Shutting off the engine caused the transmission oil pressure to rapidly dissipate. If the selector lever was in reverse or moved to reverse after the engine stopped, two mechanical parts combined to provide a parking brake. The reverse unit ring gear was held stationary by the reverse anchor. The drive shaft could still turn causing the reverse unit sun gear and attached rear unit ring gear to rotate at a very high speed, were it not for the fact that the rear unit ring gear band was now applied by a heavy spring. Usually, bands are applied by a servo and released by spring pressure, but in this case, the band was held off by the servo and applied by spring pressure (actually, when the engine was running, the band was applied by a combination of spring pressure assisted by oil pressure). With the engine off, this brake band acting on the rear unit ring gear had a tremendous mechanical advantage. Since the rear unit ring gear with its attached reverse unit sun gear and the reverse unit ring gear were both locked to the transmission case, the planet carriers and driveshaft could not turn. As such, it provided an effective driveshaft mounted parking brake to be used alone or supplementing the hand brake.

The first-generation Hydramatic (not the controlled coupling version that succeeded it in 1956) did not have a separate park position as found in modern automatic transmissions. The driver had to shut off the engine and then place the transmission in reverse in order to lock the driveline to prevent the car from moving. Also, the original Hydramatic required periodic band adjustments as a routine maintenance item that later versions did not. Early 1940 model Oldsmobiles with Hydra-Matic Drive could be started with the transmission selector lever in any position. The car would then start to move, unless the transmission lever had been left in N, neutral.

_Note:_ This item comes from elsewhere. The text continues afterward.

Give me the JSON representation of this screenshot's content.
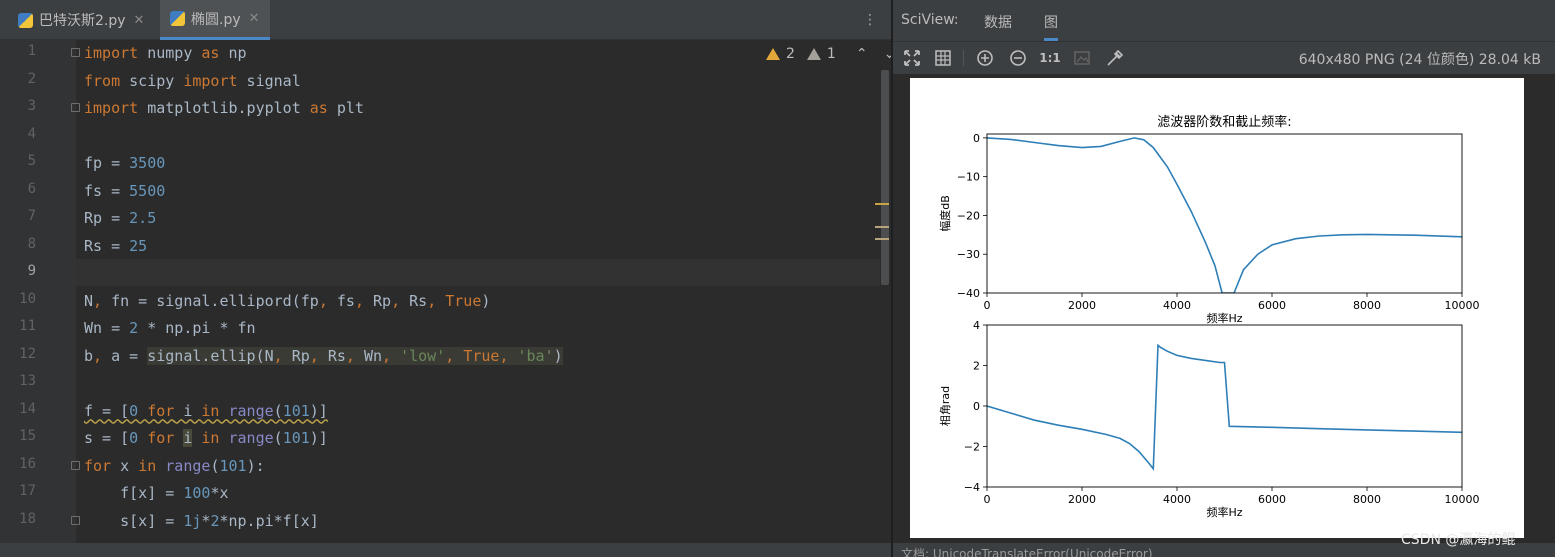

The all cast-iron Hydramatic was the heaviest automatic transmission ever produced for automobiles. The heaviest of them all was the Truck Hydra-Matic version offered by GM Truck and Coach Division in its line of light- and medium-duty trucks and conventional buses, as well as with its transverse mounted gas L6 engined transit buses produced until 1963. That particular version weighed in at an incredible 655 pounds, when equipped with the angle drive for the transit bus application, while the ¾ ton and up pickup truck model (HM270) still tipped the scale at a solid 435 pounds. When coupled to GMC's heavy V6 powerplant of 1960-1962, the powertrain weight was not too much lighter than the weight of the entire body of a ¾ ton P-2500 model pickup truck. Even its successor, the Controlled Coupling Hydramatic was reviled by shop mechanics having to remove or reinstall such a unit, as they, too, were quite heavy when compared to other contemporary units. In the end, the true Hydramatic was rendered obsolete because of its cost, both in raw materials used as well as the machining needed. The successor, Turbo Hydramatic, was a much simpler, lighter and cheaper, if less efficient, transmission.

^ Severson, Aaron (May 29, 2010). "Hydra-Matic History: The First Automatic Transmission". Ateupwithmotor.com. Retrieved October 29, 2012.
^ Flory, J. "Kelly", Jr. American Cars 1946-1959 (Jefferson, NC: McFarland & Coy, 2008), p.1017.
^ a b c Csere, Csaba (January 1988), "10 Best Engineering Breakthroughs", Car and Driver 33 (7), p. 63.
^ a b Flory, Jr., J. "Kelly" (2008). American Cars, 1946-1959 Every Model Every Year. McFarland & Company, Inc., Publishers. ISBN 978-0-7864-3229-5.
^ Flory, p.177.